9. Technology helped them drive their business faster than their competitors, and helped them and their customers to race faster! State-of-the-art technology and equipment was used and well maintained.
10. Social media was not ignored as a passing fad. While many business owners didn’t want to think about using social media, forward-thinking businesses were early adopters and consistently utilized it to draw attention to their companies. As a result, their efforts brought them new customers. Creativity was applied with each and every tweet, blog, Facebook post and YouTube video. Their websites were far superior to their competitors’, provided the “wow” factor, and were optimized for search engine placement. Video clips were present on their main page and throughout their site. No stone was left unturned.
11. These smart companies became “learning” organizations, and learned faster than their competitors. They were constantly striving to improve their skills—technical, customer service and interpersonal. They knew that they needed to be far more knowledgeable than their competitors.
12. Owners treated their entire team the same way they treated their best customers. They fully realized that being a great boss while creating a great work environment was one of the best things they could do to keep their team motivated and performing at their highest levels. Appreciation for their hard work was expressed on a daily basis.
13. They celebrated every success, both large and small, and appreciated their good fortune. To keep the spirit alive, many “high-fives” were exchanged on a daily basis. Owners and managers alike recognized their good fortune in being able to make a living doing what they love.

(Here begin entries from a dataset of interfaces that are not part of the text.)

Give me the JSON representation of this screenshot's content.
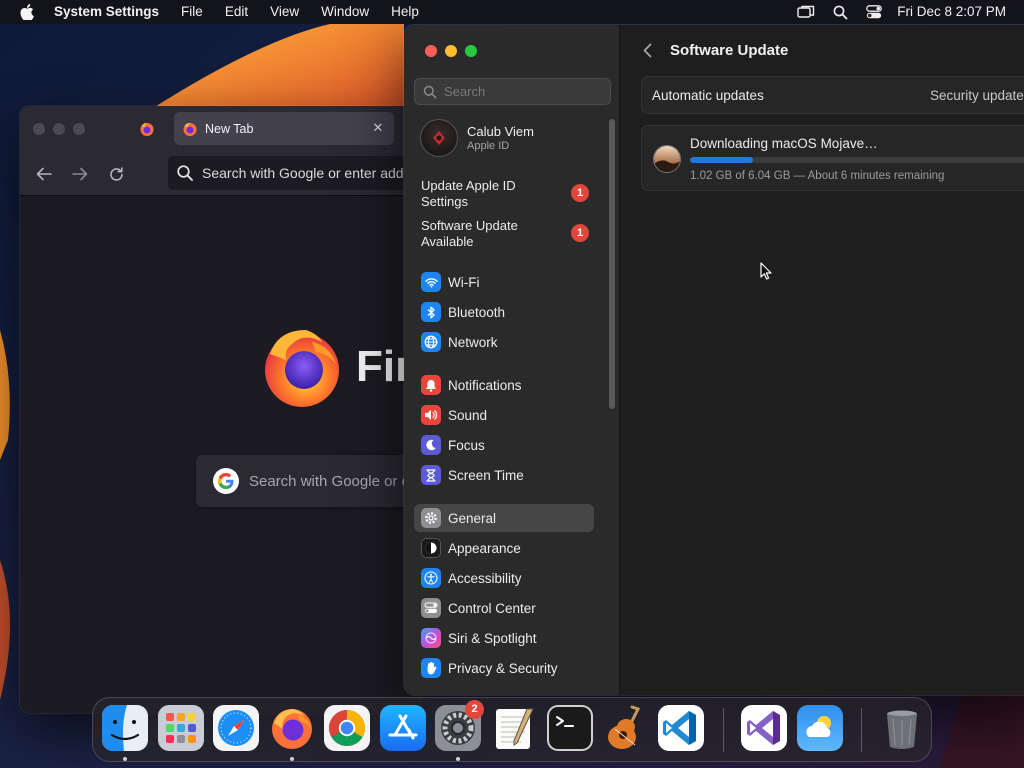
{
  "menubar": {
    "app_name": "System Settings",
    "menus": [
      "File",
      "Edit",
      "View",
      "Window",
      "Help"
    ],
    "clock": "Fri Dec 8  2:07 PM",
    "status_icons": [
      "screen-mirroring-icon",
      "spotlight-search-icon",
      "control-center-icon"
    ]
  },
  "firefox": {
    "tab_title": "New Tab",
    "url_placeholder": "Search with Google or enter address",
    "wordmark": "Firefox",
    "search_placeholder": "Search with Google or enter address"
  },
  "settings": {
    "search_placeholder": "Search",
    "account": {
      "name": "Calub Viem",
      "subtitle": "Apple ID"
    },
    "notices": [
      {
        "label_line1": "Update Apple ID",
        "label_line2": "Settings",
        "badge": "1"
      },
      {
        "label_line1": "Software Update",
        "label_line2": "Available",
        "badge": "1"
      }
    ],
    "nav_items": [
      {
        "label": "Wi-Fi",
        "icon": "wifi-icon",
        "color": "#1e84f0"
      },
      {
        "label": "Bluetooth",
        "icon": "bluetooth-icon",
        "color": "#1e84f0"
      },
      {
        "label": "Network",
        "icon": "globe-icon",
        "color": "#1e84f0"
      },
      {
        "label": "Notifications",
        "icon": "bell-icon",
        "color": "#e8463d"
      },
      {
        "label": "Sound",
        "icon": "speaker-icon",
        "color": "#e8463d"
      },
      {
        "label": "Focus",
        "icon": "moon-icon",
        "color": "#5b5bd6"
      },
      {
        "label": "Screen Time",
        "icon": "hourglass-icon",
        "color": "#5b5bd6"
      },
      {
        "label": "General",
        "icon": "gear-icon",
        "color": "#8e8e93",
        "selected": true
      },
      {
        "label": "Appearance",
        "icon": "appearance-icon",
        "color": "#1a1a1a"
      },
      {
        "label": "Accessibility",
        "icon": "accessibility-icon",
        "color": "#1e84f0"
      },
      {
        "label": "Control Center",
        "icon": "control-center-icon",
        "color": "#8e8e93"
      },
      {
        "label": "Siri & Spotlight",
        "icon": "siri-icon",
        "color": "#b44fd8"
      },
      {
        "label": "Privacy & Security",
        "icon": "hand-icon",
        "color": "#1e84f0"
      }
    ],
    "page_title": "Software Update",
    "automatic_updates_label": "Automatic updates",
    "security_link": "Security updates",
    "download": {
      "title": "Downloading macOS Mojave…",
      "progress": 0.169,
      "detail": "1.02 GB of 6.04 GB — About 6 minutes remaining"
    }
  },
  "dock": {
    "apps": [
      {
        "name": "Finder",
        "icon": "finder-icon",
        "running": true
      },
      {
        "name": "Launchpad",
        "icon": "launchpad-icon",
        "running": false
      },
      {
        "name": "Safari",
        "icon": "safari-icon",
        "running": false
      },
      {
        "name": "Firefox",
        "icon": "firefox-icon",
        "running": true
      },
      {
        "name": "Google Chrome",
        "icon": "chrome-icon",
        "running": false
      },
      {
        "name": "App Store",
        "icon": "app-store-icon",
        "running": false
      },
      {
        "name": "System Settings",
        "icon": "settings-icon",
        "running": true,
        "badge": "2"
      },
      {
        "name": "TextEdit",
        "icon": "textedit-icon",
        "running": false
      },
      {
        "name": "Terminal",
        "icon": "terminal-icon",
        "running": false
      },
      {
        "name": "GarageBand",
        "icon": "garageband-icon",
        "running": false
      },
      {
        "name": "Visual Studio Code",
        "icon": "vscode-icon",
        "running": false
      },
      {
        "name": "Visual Studio",
        "icon": "visual-studio-icon",
        "running": false
      },
      {
        "name": "Weather",
        "icon": "weather-icon",
        "running": false
      },
      {
        "name": "Trash",
        "icon": "trash-icon",
        "running": false
      }
    ]
  },
  "colors": {
    "accent": "#1f7ae0",
    "badge_red": "#e0483e",
    "sidebar_bg": "#2a2a2a"
  }
}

When the going got tough, they used the love of racing to propel them through any situation.
14. They never missed a PRI Trade Show! They attended the annual event and made the most of all that it offered. They saw new products, made smart purchasing decisions, and obtained more industry knowledge by attending the educational sessions offered. New ideas were discovered and fun stories were shared when they interacted with other business owners.
15. They did not stop believing in themselves, their business, their team and a better future. They kept their eye on the prize. They had only one goal—to emerge from the fray as the winner, with their business stronger, more vibrant and more prosperous than before, and with solid prospects for continued growth and success into the future. Successful performance racing businesses took these steps and many, many others specific to excelling in their livelihood.
So now that you've seen the future, what will you do?
The question you should be asking is, “In the long road ahead, will my business come out a winner—gaining market share, growing and prospering? Am I doing the things that will translate into business success?
Success in business doesn’t just happen by itself. It takes smart decision-making, strategies, and the drive to compete and win.
Christine Corelli of Christine Corelli & Associates, Inc. in Chicago, Illinois, is an industry speaker and author of five business books including the bestselling “Wake Up and Smell the Competition” and “Capture Your Competitors’ Customers And KEEP Them!” Her latest book release is “ROADMAP To Success.” She has also been a popular speaker at numerous SEMA events. To inquire about her services, call 847/581-9968.